Honeymoon, Insulin

Question from Elkins, West Virginia, USA:

My five year old daughter has had type 1 for one and a half years. About a week ago, her endocrinologist lowered her insulin dosages due to lows in the 50s mg/dl [2.8 to 3.2 mmol/L]. She is currently taking three units of Humulin NPH in the morning and one unit of NPH in the evening which seems to have helped. Before, she was taking one unit of lispro (Humalog) and six units of NPH each morning and one unit of each in the evening. Why, after so long, would her insulin needs diminish so much? She weighs 44 pounds and has been tested for celiac, thyroid and everything else, all of which came back normal. Her carbohydrate intake is 50/50/50. Snacks range from 20 to 30 grams of carbohydrates three or four times a day. Her sugar remains between 100 to 150 mg/dl [5.6 to 8.3 mmol/L]. She has never passed out, had a seizure, been hospitalized for ketones, nor has ever had ketones. Is she still honeymooning? From everything that I have read, I just assumed that her insulin needs would becoming more, not less. She just started kindergarten this year and her activity level has decreased, which I thought would mean an increase in insulin, not a decrease.

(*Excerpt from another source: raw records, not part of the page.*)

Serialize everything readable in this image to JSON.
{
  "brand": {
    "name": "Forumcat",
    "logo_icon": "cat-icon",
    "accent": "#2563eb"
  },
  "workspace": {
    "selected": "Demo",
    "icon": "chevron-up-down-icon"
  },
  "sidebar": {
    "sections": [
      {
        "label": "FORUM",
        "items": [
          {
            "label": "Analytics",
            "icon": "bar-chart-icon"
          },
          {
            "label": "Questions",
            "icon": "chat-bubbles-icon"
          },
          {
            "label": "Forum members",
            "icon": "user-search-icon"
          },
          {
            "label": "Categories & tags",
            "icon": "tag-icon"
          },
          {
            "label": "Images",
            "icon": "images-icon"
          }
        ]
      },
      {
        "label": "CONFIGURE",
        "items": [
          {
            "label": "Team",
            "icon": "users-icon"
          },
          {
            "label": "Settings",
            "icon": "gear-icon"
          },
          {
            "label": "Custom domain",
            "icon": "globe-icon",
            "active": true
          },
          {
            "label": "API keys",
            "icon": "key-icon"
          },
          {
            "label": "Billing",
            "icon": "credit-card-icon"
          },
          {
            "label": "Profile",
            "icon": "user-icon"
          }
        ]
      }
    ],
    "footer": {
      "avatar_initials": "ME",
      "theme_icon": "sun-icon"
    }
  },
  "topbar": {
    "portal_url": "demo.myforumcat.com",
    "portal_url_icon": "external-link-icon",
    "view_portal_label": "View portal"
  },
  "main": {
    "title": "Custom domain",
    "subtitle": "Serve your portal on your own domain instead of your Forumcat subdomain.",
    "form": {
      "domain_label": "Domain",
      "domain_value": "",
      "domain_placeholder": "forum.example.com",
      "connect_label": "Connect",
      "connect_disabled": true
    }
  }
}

Answer:

I agree with your assumptions and agree with the evaluation that your physician explored for potential complicating issues. I do not have an explanation at this point for the apparent current lower insulin requirements. But, I expect it to be temporary.

Sometimes, I have seen children have out-of-the-blue lower glucose readings and apparent increased sensitivity to insulin for a few days and then they have some looser stools. I’ve surmised that the intestines were showing the beginnings of not absorbing food well (hence the lower glucose readings) and the culmination was diarrhea a few days later.

Keep a dialogue with your pediatric endocrinologist and keep checking glucose levels diligently.

DS